It is Not Good that the Man should Be Alone
Imagine for a moment that you are at the Easter Vigil. You hold your candle in eager expectation; its wick, still barren, waits as an empty throne to receive its rightful king. In this darkness, you wait. Then with joy, you see the most hopeful light flickering atop the Paschal candle. “The light of Christ,” the priest proclaims, to which you can only respond, “Thanks be to God!” Slowly the darkness recedes as this one light is shared among all who are present. This light brings warmth, restores hope, and brings peace to the most restless of hearts. Looking around, you can now see the newly illuminated faces of your family members, friends, neighbors and even those of strangers – all gathered as one in Christ.
The monumental Event of the Resurrection, celebrated during the Easter Vigil, is one that has given me great hope in the face of this pandemic. The light being spread from person to person and throughout the Church describes my experience of community, especially in this time. Some days I have found my heart in darkness, thinking that it would almost be easier to continue to live out Good Friday. But something extraordinary has happened for all of us: Christ has risen! When fears, burdens and circumstances extinguish my hope and joy, my sisters remind me of the true, inextinguishable Light of the World. In desolation, sometimes I’m the one to blow out my own candle. My sisters, however, remind me of Christ’s Resurrection joy and do not hesitate to re-light my extinguished Easter flame again and again.

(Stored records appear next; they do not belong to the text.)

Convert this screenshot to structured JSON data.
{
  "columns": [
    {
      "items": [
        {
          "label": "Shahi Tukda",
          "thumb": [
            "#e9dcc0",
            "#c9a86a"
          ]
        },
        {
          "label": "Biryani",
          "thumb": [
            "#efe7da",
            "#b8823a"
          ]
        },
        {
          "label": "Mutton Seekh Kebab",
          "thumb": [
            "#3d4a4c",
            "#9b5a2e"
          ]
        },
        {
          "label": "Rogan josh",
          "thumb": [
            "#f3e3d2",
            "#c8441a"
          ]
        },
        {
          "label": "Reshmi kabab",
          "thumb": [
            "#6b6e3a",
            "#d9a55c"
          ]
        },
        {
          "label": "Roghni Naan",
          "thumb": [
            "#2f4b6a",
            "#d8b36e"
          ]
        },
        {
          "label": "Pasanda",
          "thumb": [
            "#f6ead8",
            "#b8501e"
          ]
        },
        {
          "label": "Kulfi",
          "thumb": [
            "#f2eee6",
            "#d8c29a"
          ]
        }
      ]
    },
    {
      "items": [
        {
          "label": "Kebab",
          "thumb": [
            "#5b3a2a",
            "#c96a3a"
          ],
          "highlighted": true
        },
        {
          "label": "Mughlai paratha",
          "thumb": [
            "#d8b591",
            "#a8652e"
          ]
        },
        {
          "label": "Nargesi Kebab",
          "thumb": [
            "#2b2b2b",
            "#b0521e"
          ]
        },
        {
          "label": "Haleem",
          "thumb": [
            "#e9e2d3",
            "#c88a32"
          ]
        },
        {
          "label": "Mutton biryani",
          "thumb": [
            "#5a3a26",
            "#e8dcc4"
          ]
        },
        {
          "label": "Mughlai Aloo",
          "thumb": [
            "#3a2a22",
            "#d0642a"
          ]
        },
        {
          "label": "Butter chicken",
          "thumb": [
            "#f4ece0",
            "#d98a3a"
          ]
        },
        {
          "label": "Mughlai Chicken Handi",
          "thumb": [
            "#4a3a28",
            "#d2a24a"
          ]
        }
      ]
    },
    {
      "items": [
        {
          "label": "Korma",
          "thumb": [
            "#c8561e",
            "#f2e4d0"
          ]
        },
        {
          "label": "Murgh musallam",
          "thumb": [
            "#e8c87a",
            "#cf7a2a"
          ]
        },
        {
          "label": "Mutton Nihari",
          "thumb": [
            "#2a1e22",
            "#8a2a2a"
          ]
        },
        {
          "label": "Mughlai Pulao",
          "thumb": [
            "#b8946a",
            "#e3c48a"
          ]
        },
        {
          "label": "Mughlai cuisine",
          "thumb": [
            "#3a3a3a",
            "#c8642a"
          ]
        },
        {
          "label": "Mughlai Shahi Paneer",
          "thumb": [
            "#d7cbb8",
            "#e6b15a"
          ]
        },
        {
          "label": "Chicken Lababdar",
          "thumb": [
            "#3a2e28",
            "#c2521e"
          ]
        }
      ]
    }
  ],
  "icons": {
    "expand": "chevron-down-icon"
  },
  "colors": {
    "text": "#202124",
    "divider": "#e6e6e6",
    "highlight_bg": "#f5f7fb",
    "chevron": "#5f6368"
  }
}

One day in particular a few weeks ago, my heart felt heavy. As I gathered some breakfast with a scattered brain, I remember saying in the kitchen, “I’m sorry, I’m just really struggling today.” Immediately, one of my postulant sisters turned to me with a most reassuring smile and said. “Can we struggle together?” In an instant, all the heaviness I was feeling vanished. I was not alone and AM not alone. This beautiful verse from Genesis, chapter two, comes to mind: “It is not good that the man should be alone; I will make him a helper fit for him.” In context, this is when God created Eve for Adam, but it is absolutely applicable to each and every one of us. Especially in this crisis, I need my community to keep me rooted in reality and truth, essentially the truth of the Resurrection.
Love is steadfast in all circumstances of life, and in this season, love gets creative. I’ve witnessed my sisters spend themselves in love through finding ways to serve the poor, carrying trays of food to isolated sisters, cooking meals for our sisters in the convent next door, making tough community decisions with care, incorporating sick sisters in our recreation by the ingenious use of the intercom system, and spending extra time in prayer to intercede for the world. As Christ emptied Himself on the Cross, I’m experiencing a new and profound self-emptying love in our community. Because all things have been redeemed through the Resurrection, this self-emptying love does not leave me empty, but becomes, instead, a source of tangible joy, peace, and uncontainable grace. My prayer is that you may find this grace in loving those around you, even in creative ways.